• _Problem details_
Where does the string "JSON" appear in the records? Copy each line that holds it.

----------------

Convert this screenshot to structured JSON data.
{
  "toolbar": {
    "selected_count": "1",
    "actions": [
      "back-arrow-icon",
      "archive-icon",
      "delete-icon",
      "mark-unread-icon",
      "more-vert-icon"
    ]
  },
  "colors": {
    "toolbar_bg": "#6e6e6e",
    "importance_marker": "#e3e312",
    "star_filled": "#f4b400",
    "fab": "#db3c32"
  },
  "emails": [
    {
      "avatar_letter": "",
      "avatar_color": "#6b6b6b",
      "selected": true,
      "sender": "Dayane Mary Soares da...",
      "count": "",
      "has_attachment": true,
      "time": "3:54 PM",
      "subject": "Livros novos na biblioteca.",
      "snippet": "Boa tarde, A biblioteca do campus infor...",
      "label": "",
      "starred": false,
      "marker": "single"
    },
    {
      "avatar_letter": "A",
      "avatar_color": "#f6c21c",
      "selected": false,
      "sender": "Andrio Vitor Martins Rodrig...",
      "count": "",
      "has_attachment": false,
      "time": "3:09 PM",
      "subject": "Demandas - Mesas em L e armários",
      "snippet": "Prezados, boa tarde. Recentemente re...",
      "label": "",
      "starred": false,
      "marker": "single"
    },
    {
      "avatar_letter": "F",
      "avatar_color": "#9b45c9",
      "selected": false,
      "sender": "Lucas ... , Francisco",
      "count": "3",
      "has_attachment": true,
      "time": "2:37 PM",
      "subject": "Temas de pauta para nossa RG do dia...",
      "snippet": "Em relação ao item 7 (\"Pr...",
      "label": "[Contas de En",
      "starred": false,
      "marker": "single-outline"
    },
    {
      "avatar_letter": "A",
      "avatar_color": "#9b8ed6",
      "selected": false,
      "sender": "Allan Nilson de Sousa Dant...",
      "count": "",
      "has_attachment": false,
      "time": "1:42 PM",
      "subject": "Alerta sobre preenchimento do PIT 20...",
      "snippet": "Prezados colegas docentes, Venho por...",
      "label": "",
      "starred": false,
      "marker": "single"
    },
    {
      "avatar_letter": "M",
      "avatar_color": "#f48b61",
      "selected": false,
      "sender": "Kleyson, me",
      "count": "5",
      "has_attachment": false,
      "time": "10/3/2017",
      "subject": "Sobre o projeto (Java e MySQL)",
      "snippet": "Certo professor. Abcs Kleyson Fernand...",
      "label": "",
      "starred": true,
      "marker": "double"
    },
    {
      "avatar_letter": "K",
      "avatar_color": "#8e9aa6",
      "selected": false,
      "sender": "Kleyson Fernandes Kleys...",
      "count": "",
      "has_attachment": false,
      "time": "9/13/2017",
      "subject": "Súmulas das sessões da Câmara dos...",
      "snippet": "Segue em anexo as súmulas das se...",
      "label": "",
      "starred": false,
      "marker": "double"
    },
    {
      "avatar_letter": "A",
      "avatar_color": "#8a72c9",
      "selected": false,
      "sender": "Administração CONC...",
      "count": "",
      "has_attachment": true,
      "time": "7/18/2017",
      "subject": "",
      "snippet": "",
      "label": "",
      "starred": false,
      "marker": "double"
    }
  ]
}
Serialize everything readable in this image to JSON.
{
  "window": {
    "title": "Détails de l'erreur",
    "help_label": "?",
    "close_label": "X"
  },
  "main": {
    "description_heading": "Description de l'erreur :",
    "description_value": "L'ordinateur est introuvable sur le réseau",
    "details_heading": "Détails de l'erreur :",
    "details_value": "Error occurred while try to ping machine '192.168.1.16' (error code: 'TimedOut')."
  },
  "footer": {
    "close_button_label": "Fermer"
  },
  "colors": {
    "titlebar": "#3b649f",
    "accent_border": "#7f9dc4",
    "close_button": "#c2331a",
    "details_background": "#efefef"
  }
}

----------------

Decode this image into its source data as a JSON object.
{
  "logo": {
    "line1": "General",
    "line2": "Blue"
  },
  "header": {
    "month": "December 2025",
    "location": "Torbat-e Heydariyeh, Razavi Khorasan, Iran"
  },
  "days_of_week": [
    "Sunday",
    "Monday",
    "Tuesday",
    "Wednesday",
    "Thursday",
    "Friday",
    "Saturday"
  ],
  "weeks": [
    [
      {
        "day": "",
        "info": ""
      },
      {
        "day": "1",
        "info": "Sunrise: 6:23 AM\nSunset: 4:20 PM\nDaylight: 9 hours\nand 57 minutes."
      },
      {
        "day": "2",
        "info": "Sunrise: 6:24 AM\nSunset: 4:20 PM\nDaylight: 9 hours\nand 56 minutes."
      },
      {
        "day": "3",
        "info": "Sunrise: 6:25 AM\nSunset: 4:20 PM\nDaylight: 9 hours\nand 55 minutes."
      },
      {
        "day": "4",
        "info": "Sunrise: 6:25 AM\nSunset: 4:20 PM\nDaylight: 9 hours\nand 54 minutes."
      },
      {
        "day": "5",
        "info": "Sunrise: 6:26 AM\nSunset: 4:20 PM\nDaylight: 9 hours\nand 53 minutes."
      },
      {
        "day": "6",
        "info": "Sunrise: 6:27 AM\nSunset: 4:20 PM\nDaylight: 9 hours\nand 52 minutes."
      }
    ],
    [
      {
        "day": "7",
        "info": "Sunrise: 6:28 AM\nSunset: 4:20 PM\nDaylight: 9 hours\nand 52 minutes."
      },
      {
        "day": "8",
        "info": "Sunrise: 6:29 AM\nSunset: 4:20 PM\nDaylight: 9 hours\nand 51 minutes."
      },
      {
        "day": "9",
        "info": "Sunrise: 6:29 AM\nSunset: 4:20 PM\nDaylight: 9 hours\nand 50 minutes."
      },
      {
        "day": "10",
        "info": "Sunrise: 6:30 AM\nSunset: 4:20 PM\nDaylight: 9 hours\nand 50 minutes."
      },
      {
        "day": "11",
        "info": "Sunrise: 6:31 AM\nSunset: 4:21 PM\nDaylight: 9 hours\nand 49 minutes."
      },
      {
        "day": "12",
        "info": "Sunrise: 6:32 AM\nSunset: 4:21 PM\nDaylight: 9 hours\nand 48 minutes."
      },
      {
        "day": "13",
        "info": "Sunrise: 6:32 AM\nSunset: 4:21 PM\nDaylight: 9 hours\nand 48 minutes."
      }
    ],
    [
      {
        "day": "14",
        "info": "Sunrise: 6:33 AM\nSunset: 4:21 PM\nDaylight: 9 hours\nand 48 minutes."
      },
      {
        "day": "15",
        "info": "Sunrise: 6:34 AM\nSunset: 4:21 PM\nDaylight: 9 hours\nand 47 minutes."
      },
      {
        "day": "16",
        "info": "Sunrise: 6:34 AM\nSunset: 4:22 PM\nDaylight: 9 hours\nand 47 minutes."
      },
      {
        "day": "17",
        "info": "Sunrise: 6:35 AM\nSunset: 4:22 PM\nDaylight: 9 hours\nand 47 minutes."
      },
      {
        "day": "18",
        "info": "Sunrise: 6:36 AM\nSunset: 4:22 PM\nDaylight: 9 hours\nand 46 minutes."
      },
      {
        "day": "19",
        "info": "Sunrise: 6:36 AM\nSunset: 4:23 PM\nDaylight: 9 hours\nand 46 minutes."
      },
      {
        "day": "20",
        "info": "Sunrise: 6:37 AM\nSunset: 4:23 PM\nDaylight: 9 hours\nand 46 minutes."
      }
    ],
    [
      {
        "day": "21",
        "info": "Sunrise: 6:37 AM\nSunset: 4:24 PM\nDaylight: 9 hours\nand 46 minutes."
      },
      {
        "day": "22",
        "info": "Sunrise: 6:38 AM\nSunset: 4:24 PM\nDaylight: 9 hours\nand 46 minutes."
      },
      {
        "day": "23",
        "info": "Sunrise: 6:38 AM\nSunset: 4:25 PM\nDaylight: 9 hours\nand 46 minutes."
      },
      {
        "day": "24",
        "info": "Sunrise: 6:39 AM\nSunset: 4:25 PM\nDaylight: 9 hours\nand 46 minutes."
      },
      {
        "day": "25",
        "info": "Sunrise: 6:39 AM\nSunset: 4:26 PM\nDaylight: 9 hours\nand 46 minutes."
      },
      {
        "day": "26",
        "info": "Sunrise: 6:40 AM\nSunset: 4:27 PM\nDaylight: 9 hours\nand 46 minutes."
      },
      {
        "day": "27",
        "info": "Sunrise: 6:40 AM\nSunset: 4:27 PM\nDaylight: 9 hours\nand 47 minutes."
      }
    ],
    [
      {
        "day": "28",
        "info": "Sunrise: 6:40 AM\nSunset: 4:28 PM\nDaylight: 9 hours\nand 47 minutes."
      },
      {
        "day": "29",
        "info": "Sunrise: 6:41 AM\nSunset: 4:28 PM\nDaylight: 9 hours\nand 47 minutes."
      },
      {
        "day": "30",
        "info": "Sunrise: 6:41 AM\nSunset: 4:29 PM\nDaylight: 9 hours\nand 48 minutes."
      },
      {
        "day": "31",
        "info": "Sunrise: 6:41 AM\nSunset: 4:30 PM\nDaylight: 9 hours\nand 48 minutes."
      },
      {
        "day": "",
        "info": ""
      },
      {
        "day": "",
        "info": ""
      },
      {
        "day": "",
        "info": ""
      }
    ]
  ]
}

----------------

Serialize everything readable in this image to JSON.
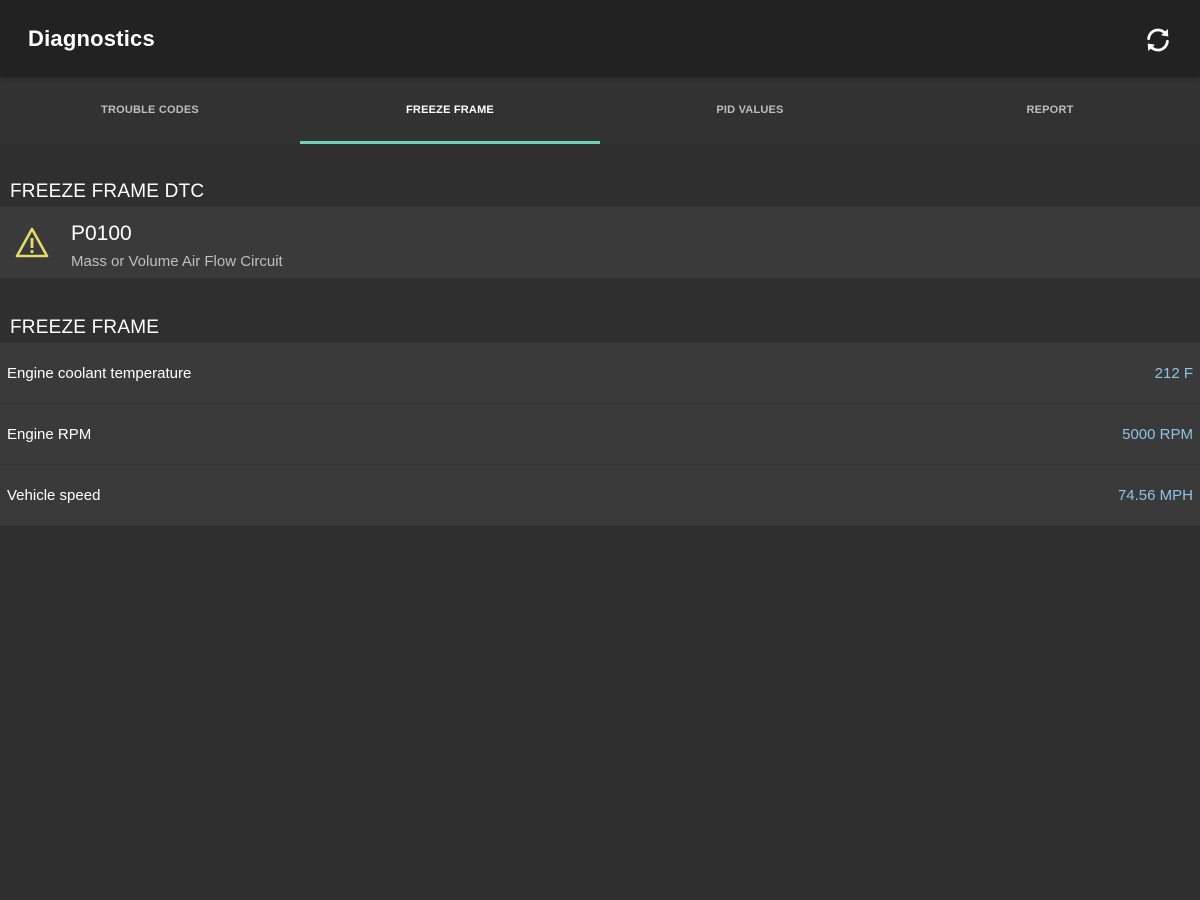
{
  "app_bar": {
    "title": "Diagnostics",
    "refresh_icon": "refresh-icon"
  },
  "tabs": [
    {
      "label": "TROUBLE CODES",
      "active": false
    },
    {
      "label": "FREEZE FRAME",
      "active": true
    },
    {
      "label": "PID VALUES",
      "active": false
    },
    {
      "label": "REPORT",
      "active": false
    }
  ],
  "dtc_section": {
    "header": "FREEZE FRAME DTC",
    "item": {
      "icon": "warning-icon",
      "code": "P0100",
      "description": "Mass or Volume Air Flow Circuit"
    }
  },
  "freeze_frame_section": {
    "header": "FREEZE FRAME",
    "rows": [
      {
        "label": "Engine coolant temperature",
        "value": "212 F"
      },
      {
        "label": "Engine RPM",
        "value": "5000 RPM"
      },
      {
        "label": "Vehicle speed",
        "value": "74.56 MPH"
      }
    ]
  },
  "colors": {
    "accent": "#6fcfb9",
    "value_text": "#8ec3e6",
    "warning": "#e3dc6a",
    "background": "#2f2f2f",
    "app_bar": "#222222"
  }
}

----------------

• _Exercise result_
Convert this screenshot to structured JSON data.
Serialize everything readable in this image to JSON.
Decode this image into its source data as a JSON object.
Serialize everything readable in this image to JSON.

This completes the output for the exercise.